- Hive Tool: A multipurpose tool used for prying apart frames, scraping off excess wax, and other tasks.
Remember, while some tools might seem optional, they can make your beekeeping experience safer and more enjoyable. For beginners, this video offers a visual guide on the essential beekeeping tools and their usage.
Maintaining a Healthy Bee Colony
A thriving bee colony is the result of careful management and understanding the needs of your bees.
Regular Hive Inspections
Regularly inspecting your hive helps you identify potential problems early on. Look for signs of diseases, pests, and ensure the queen bee is active and laying eggs.

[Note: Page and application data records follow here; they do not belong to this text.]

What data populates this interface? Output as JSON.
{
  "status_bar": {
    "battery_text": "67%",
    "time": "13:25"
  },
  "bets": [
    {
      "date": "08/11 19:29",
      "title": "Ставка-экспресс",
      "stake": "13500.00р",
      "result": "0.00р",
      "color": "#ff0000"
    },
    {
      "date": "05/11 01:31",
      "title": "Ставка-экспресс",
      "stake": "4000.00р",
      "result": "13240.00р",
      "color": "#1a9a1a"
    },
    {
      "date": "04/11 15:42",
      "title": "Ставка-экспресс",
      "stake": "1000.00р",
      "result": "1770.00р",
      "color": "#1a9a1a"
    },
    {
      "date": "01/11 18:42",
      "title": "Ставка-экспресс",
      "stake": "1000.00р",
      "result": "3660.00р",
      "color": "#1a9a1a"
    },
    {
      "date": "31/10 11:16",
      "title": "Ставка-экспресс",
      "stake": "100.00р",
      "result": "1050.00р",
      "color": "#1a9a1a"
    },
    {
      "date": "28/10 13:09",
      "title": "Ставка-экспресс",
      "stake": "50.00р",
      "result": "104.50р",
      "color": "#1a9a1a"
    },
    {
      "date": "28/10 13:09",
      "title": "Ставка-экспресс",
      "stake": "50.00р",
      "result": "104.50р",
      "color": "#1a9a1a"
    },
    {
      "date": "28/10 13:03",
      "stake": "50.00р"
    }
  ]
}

Bees face threats from various pests like Varroa mites and diseases like American foulbrood. Regular inspections and treatments can help keep these threats in check.

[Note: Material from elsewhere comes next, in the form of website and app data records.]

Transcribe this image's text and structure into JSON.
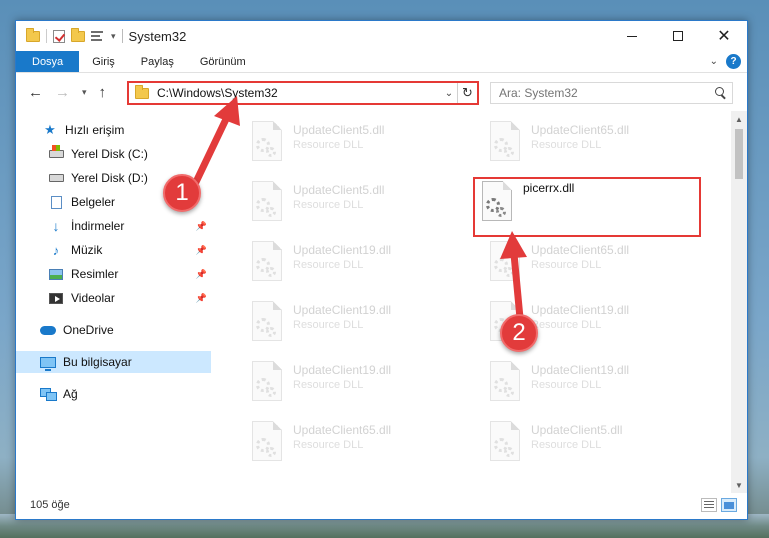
{
  "window": {
    "title": "System32"
  },
  "ribbon": {
    "tabs": [
      {
        "label": "Dosya"
      },
      {
        "label": "Giriş"
      },
      {
        "label": "Paylaş"
      },
      {
        "label": "Görünüm"
      }
    ],
    "help_label": "?"
  },
  "address": {
    "path": "C:\\Windows\\System32",
    "search_placeholder": "Ara: System32"
  },
  "nav_pane": {
    "items": [
      {
        "label": "Hızlı erişim",
        "icon": "star-icon"
      },
      {
        "label": "Yerel Disk (C:)",
        "icon": "drive-c-icon"
      },
      {
        "label": "Yerel Disk (D:)",
        "icon": "drive-d-icon"
      },
      {
        "label": "Belgeler",
        "icon": "documents-icon"
      },
      {
        "label": "İndirmeler",
        "icon": "download-icon"
      },
      {
        "label": "Müzik",
        "icon": "music-icon"
      },
      {
        "label": "Resimler",
        "icon": "pictures-icon"
      },
      {
        "label": "Videolar",
        "icon": "videos-icon"
      },
      {
        "label": "OneDrive",
        "icon": "cloud-icon"
      },
      {
        "label": "Bu bilgisayar",
        "icon": "computer-icon"
      },
      {
        "label": "Ağ",
        "icon": "network-icon"
      }
    ],
    "selected": "Bu bilgisayar"
  },
  "files": {
    "left": [
      {
        "name": "UpdateClient5.dll",
        "type": "Resource DLL"
      },
      {
        "name": "UpdateClient5.dll",
        "type": "Resource DLL"
      },
      {
        "name": "UpdateClient19.dll",
        "type": "Resource DLL"
      },
      {
        "name": "UpdateClient19.dll",
        "type": "Resource DLL"
      },
      {
        "name": "UpdateClient19.dll",
        "type": "Resource DLL"
      },
      {
        "name": "UpdateClient65.dll",
        "type": "Resource DLL"
      }
    ],
    "right": [
      {
        "name": "UpdateClient65.dll",
        "type": "Resource DLL"
      },
      {
        "name": "picerrx.dll",
        "type": ""
      },
      {
        "name": "UpdateClient65.dll",
        "type": "Resource DLL"
      },
      {
        "name": "UpdateClient19.dll",
        "type": "Resource DLL"
      },
      {
        "name": "UpdateClient19.dll",
        "type": "Resource DLL"
      },
      {
        "name": "UpdateClient5.dll",
        "type": "Resource DLL"
      }
    ]
  },
  "status": {
    "item_count": "105 öğe"
  },
  "annotations": {
    "step1": "1",
    "step2": "2",
    "color": "#e23b3b"
  }
}
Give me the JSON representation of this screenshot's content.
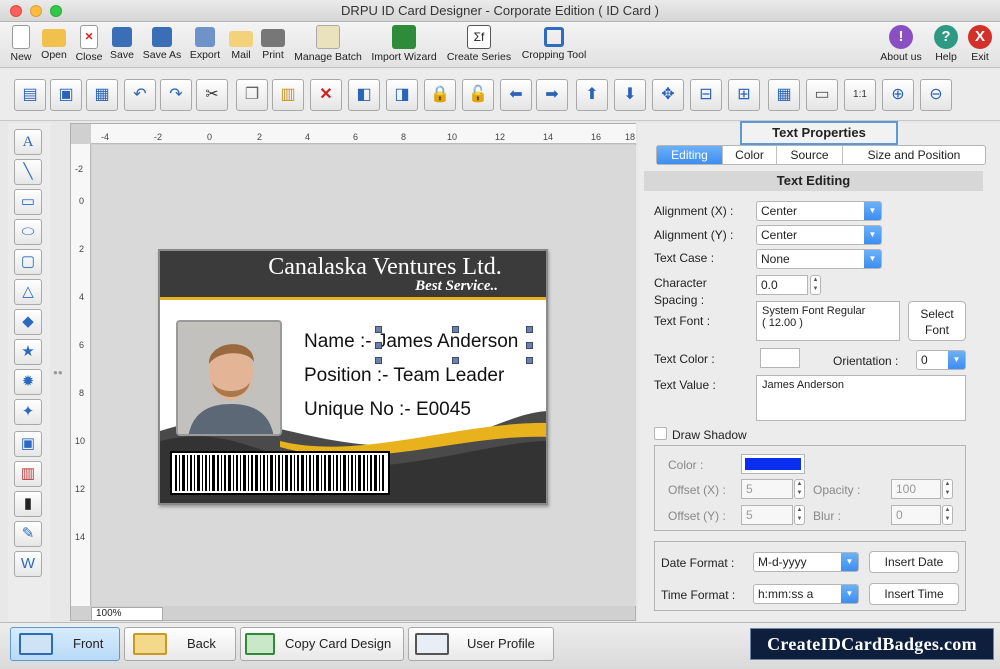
{
  "window": {
    "title": "DRPU ID Card Designer - Corporate Edition ( ID Card )"
  },
  "main_toolbar": {
    "new": "New",
    "open": "Open",
    "close": "Close",
    "save": "Save",
    "save_as": "Save As",
    "export": "Export",
    "mail": "Mail",
    "print": "Print",
    "manage_batch": "Manage Batch",
    "import_wizard": "Import Wizard",
    "create_series": "Create Series",
    "cropping_tool": "Cropping Tool",
    "about": "About us",
    "help": "Help",
    "exit": "Exit"
  },
  "canvas": {
    "zoom": "100%",
    "ruler_h": [
      "-4",
      "-2",
      "0",
      "2",
      "4",
      "6",
      "8",
      "10",
      "12",
      "14",
      "16",
      "18"
    ],
    "ruler_v": [
      "-2",
      "0",
      "2",
      "4",
      "6",
      "8",
      "10",
      "12",
      "14"
    ]
  },
  "card": {
    "company": "Canalaska Ventures Ltd.",
    "tagline": "Best Service..",
    "name_line": "Name :- James Anderson",
    "position_line": "Position :- Team Leader",
    "unique_line": "Unique No :-  E0045"
  },
  "panel": {
    "title": "Text Properties",
    "tabs": [
      "Editing",
      "Color",
      "Source",
      "Size and Position"
    ],
    "section": "Text Editing",
    "alignment_x_label": "Alignment (X) :",
    "alignment_x_value": "Center",
    "alignment_y_label": "Alignment (Y) :",
    "alignment_y_value": "Center",
    "text_case_label": "Text Case :",
    "text_case_value": "None",
    "char_spacing_label_1": "Character",
    "char_spacing_label_2": "Spacing :",
    "char_spacing_value": "0.0",
    "text_font_label": "Text Font :",
    "text_font_value_1": "System Font Regular",
    "text_font_value_2": "( 12.00 )",
    "select_font_1": "Select",
    "select_font_2": "Font",
    "text_color_label": "Text Color :",
    "orientation_label": "Orientation :",
    "orientation_value": "0",
    "text_value_label": "Text Value :",
    "text_value": "James Anderson",
    "draw_shadow": "Draw Shadow",
    "shadow_color_label": "Color :",
    "shadow_color": "#0a2ef0",
    "offset_x_label": "Offset (X) :",
    "offset_x_value": "5",
    "offset_y_label": "Offset (Y) :",
    "offset_y_value": "5",
    "opacity_label": "Opacity :",
    "opacity_value": "100",
    "blur_label": "Blur :",
    "blur_value": "0",
    "date_format_label": "Date Format :",
    "date_format_value": "M-d-yyyy",
    "insert_date": "Insert Date",
    "time_format_label": "Time Format :",
    "time_format_value": "h:mm:ss a",
    "insert_time": "Insert Time"
  },
  "bottom": {
    "front": "Front",
    "back": "Back",
    "copy_card_design": "Copy Card Design",
    "user_profile": "User Profile",
    "brand": "CreateIDCardBadges.com"
  },
  "colors": {
    "accent": "#3d8ef1",
    "card_header": "#3b3b3b",
    "card_gold": "#e8b21c"
  }
}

Feeding Your Bees
In certain seasons, especially winter, there might not be enough food sources available for your bees. In such cases, you’ll need to feed them sugar syrup or other bee food to ensure they survive.
Swarming is a natural process where a new colony is formed. While it’s a sign of a healthy hive, it can reduce your honey yield. Understanding and managing swarms is crucial for productive beekeeping.

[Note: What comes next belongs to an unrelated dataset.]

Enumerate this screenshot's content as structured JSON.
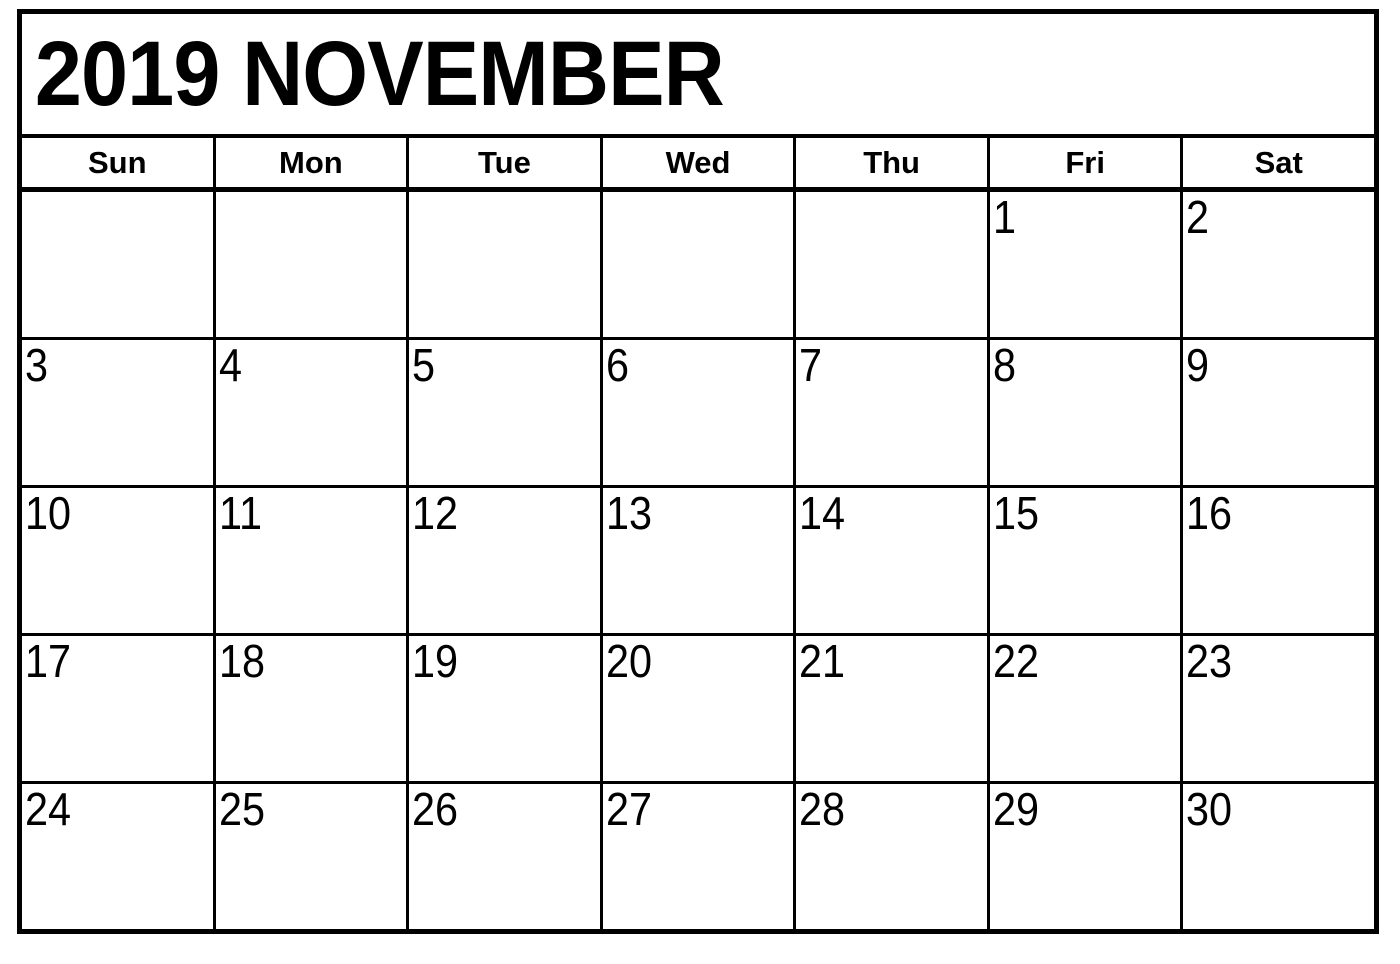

The moment every beekeeper eagerly awaits – the first honey harvest. After months of caring for your bees, it’s time to reap the rewards of your hard work.
When to Harvest
The best time to harvest honey is when the majority of the frames in your hive are fully capped. This means the honey is mature and has the right moisture content.
How to Harvest
- Choose a Warm Day: Honey flows more easily at warmer temperatures.
- Use a Bee Smoker: Calm the bees using a smoker, making the harvesting process smoother.
- Remove the Frames: Carefully remove the frames with capped honey.
- Uncap the Honey: Using an uncapping knife or fork, remove the thin beeswax layer covering the honey.
- Extract the Honey: Use a honey extractor to spin out the honey from the frames. This process ensures the frames remain intact and can be reused.
For a step-by-step guide on honey harvesting, this video tutorial provides visual insights and tips.
Beyond Honey: Other Bee Products
While honey is the primary product beekeepers look forward to, bees offer other valuable products:
Beeswax is a natural wax produced by honey bees. It has various applications:
- Candles: Natural beeswax candles burn longer and cleaner than paraffin candles.
- Cosmetics: Used in lip balms, lotions, and other skincare products.
- Furniture Polish: A natural alternative to chemical-based polishes.
Propolis is a resin-like substance bees collect from tree buds. It has antiseptic properties and is used in various health products.
Beekeeping is a journey of discovery, challenges, and immense rewards. From setting up your first hive to tasting the sweet nectar of your labor, every step offers learning and a deeper appreciation for these incredible insects. As you delve deeper into the world of beekeeping, remember that every challenge faced is an opportunity for growth. With dedication, passion, and the right resources, you can ensure your bees thrive and play their essential role in our ecosystem.